The Catch 22 with them selling the film business are the trademarks. I don't know that anyone is going to want to buy a film business that doesn't have rights to "Kodak" and all of the other brand names. But EK needs the Kodak name to sell its digital printers. No one is going to buy one unless it has the Kodak name on it.
It is a real quandary.
"I only wanted Uncle Vern standing by his new car (a Hudson) on a clear day. I got him and the car. I also got a bit of Aunt Mary's laundry, and Beau Jack, the dog, peeing on a fence, and a row of potted tuberous begonias on the porch and 78 trees and a million pebbles in the driveway and more. It's a generous medium, photography." -- Lee Friedlander
I will quote what I wrote on another forum for ease as it may help: "It is easy to find out the data as Ilford Photo (per their website) is a trading name of Harman Technology Limited, a company registered here in England. As a result it has to annually submit accounts to UK Companies House, which are publicly available for inspection by anyone who wishes to see them, along with other legally required filings they have to make.

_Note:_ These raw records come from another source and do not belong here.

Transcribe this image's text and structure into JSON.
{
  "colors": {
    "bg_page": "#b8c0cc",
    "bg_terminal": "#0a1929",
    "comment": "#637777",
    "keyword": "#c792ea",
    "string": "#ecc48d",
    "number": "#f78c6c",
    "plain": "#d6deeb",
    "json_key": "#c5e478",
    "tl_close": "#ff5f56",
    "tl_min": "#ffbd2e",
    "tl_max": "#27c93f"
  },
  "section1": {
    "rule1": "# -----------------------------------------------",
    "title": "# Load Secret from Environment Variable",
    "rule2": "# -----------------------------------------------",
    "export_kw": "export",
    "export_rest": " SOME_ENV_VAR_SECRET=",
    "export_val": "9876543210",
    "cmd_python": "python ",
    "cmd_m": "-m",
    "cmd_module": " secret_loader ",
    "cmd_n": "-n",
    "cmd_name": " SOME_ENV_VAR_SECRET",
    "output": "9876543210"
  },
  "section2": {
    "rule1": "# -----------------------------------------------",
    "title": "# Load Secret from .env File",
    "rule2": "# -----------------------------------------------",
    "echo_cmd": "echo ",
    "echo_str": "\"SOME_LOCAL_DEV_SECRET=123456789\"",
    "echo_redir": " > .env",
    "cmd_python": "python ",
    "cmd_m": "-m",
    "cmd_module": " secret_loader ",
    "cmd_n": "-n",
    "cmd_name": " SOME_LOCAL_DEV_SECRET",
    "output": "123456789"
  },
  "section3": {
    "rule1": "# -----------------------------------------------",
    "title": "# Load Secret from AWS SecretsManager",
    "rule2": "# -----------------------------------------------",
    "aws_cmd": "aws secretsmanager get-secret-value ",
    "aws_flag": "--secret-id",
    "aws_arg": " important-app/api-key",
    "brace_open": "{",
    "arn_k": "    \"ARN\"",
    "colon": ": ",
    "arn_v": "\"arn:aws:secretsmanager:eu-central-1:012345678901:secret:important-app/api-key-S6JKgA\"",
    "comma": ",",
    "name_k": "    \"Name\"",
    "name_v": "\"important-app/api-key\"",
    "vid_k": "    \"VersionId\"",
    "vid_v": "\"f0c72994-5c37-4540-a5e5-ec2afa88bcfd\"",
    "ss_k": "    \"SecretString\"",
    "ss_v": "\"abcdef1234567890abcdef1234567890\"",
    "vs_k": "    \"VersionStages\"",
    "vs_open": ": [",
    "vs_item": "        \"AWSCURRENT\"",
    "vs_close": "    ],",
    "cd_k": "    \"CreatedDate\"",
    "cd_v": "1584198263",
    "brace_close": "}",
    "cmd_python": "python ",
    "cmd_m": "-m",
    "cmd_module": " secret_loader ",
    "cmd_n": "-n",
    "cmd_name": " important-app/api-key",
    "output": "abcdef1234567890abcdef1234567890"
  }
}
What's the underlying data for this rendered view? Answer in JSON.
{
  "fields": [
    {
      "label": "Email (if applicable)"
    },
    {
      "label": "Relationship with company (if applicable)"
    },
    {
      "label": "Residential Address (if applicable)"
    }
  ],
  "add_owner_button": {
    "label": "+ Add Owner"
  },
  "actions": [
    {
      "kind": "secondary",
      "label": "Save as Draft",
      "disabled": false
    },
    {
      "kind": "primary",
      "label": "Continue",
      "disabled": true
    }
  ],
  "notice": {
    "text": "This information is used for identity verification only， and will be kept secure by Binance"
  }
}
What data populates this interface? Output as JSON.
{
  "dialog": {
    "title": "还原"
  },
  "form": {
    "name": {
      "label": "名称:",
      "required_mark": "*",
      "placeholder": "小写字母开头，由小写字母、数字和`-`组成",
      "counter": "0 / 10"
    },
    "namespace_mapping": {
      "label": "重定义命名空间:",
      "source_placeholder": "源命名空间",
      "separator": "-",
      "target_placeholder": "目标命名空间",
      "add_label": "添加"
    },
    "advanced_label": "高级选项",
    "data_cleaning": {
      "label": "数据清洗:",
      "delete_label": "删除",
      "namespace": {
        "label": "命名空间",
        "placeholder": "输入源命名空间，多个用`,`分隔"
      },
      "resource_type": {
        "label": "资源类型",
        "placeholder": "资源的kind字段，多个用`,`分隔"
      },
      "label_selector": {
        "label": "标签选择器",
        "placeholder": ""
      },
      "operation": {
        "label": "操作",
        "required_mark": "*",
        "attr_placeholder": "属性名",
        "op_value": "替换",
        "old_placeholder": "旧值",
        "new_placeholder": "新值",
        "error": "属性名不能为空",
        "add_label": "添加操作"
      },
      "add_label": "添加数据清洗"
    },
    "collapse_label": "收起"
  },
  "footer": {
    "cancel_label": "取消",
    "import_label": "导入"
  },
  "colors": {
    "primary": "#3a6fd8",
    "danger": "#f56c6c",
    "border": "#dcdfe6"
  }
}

Originally Posted by zsas
According to their latest publically available accounts they had revenue of £22.6m and profit after tax of £1.4m for calendar year 2010 (though made a loss in 2009). So they were profitable in 2010, but there is no data to allow the reader to split revenue between film sales and other lines."
"The legacy liabilities" that require funding are their liabilities for retirees, plus their significant responsibilities relating to the historical environmental damage at their various manufacturing sites.
Kodak has been very responsible environmentally for a long time, but their historic sites pre-date that. Environmental re-mediation is hellishly expensive.
The biggest problem with using bankruptcy as a survival tool is that is does nothing to effectively remove those liabilities for the historical environmental damage at their various manufacturing sites. Any entity that tried to take on the responsibility for those sites would most likely automatically assume those liabilities as well.
So if they were to sell those businesses, the purchasers would have to start up manufacturing at different sites, most likely with different equipment.
In many jurisdictions, all or part of those liabilities can be personally enforced against corporate directors. I don't know whether this would apply to Kodak.
“Photography is a complex and fluid medium, and its many factors are not applied in simple sequence. Rather, the process may be likened to the art of the juggler in keeping many balls in the air at one time!”
Ansel Adams, from the introduction to The Negative - The New Ansel Adams Photography Series / Book 2
I expect a legal defense could be mounted successfully, but that would eat the profits of a marginally thin business.
Originally Posted by MattKing
So the business model of buying the film becomes 1) buy Kodak film, 2) fight with environmentalist movement, 3) watch movie theaters go digital, 4) hope to break even unless a union gets involved so you can go broke.
It's a private company, but (in common with all UK Limited Companies) the annual accounts are on public record (and available online for a small fee) from www.companieshouse.gov.uk (If you need anything like this, go to this official Government site, don't get caught by paying extra to so-called "company search agent" sites. )
Originally Posted by zsas